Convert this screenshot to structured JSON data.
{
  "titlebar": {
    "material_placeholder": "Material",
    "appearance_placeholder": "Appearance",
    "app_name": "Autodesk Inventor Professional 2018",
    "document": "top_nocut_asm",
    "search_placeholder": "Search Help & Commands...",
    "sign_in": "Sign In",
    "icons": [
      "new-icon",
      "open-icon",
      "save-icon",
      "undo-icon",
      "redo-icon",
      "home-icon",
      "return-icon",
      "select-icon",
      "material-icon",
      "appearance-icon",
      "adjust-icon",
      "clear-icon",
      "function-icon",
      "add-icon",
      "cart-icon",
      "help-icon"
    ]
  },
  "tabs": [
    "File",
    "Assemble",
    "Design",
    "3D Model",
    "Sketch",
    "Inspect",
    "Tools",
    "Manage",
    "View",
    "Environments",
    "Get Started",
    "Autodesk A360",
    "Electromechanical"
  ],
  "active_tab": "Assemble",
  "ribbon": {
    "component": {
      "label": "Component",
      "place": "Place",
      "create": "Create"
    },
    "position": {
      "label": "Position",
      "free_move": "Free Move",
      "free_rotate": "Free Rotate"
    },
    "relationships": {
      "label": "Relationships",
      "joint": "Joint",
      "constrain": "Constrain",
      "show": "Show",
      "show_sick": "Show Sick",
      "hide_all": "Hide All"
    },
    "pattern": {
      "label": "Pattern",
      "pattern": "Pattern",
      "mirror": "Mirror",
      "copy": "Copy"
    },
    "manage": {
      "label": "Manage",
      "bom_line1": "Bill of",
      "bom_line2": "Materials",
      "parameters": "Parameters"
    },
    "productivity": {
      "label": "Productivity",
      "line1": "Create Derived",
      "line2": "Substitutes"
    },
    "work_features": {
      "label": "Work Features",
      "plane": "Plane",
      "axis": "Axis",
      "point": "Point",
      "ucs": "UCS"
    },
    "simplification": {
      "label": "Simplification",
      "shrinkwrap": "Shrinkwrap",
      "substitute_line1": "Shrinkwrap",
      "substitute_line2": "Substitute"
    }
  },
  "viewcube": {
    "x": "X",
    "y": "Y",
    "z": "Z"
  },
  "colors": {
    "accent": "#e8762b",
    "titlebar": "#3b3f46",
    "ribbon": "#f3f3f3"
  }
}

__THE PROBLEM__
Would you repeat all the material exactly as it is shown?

__ANSWER TO THE PROBLEM__
Convert this screenshot to structured JSON data.
{
  "titlebar": {
    "material_placeholder": "Material",
    "appearance_placeholder": "Appearance",
    "app_name": "Autodesk Inventor Professional 2018",
    "document": "top_nocut_asm",
    "search_placeholder": "Search Help & Commands...",
    "sign_in": "Sign In",
    "icons": [
      "new-icon",
      "open-icon",
      "save-icon",
      "undo-icon",
      "redo-icon",
      "home-icon",
      "return-icon",
      "select-icon",
      "material-icon",
      "appearance-icon",
      "adjust-icon",
      "clear-icon",
      "function-icon",
      "add-icon",
      "cart-icon",
      "help-icon"
    ]
  },
  "tabs": [
    "File",
    "Assemble",
    "Design",
    "3D Model",
    "Sketch",
    "Inspect",
    "Tools",
    "Manage",
    "View",
    "Environments",
    "Get Started",
    "Autodesk A360",
    "Electromechanical"
  ],
  "active_tab": "Assemble",
  "ribbon": {
    "component": {
      "label": "Component",
      "place": "Place",
      "create": "Create"
    },
    "position": {
      "label": "Position",
      "free_move": "Free Move",
      "free_rotate": "Free Rotate"
    },
    "relationships": {
      "label": "Relationships",
      "joint": "Joint",
      "constrain": "Constrain",
      "show": "Show",
      "show_sick": "Show Sick",
      "hide_all": "Hide All"
    },
    "pattern": {
      "label": "Pattern",
      "pattern": "Pattern",
      "mirror": "Mirror",
      "copy": "Copy"
    },
    "manage": {
      "label": "Manage",
      "bom_line1": "Bill of",
      "bom_line2": "Materials",
      "parameters": "Parameters"
    },
    "productivity": {
      "label": "Productivity",
      "line1": "Create Derived",
      "line2": "Substitutes"
    },
    "work_features": {
      "label": "Work Features",
      "plane": "Plane",
      "axis": "Axis",
      "point": "Point",
      "ucs": "UCS"
    },
    "simplification": {
      "label": "Simplification",
      "shrinkwrap": "Shrinkwrap",
      "substitute_line1": "Shrinkwrap",
      "substitute_line2": "Substitute"
    }
  },
  "viewcube": {
    "x": "X",
    "y": "Y",
    "z": "Z"
  },
  "colors": {
    "accent": "#e8762b",
    "titlebar": "#3b3f46",
    "ribbon": "#f3f3f3"
  }
}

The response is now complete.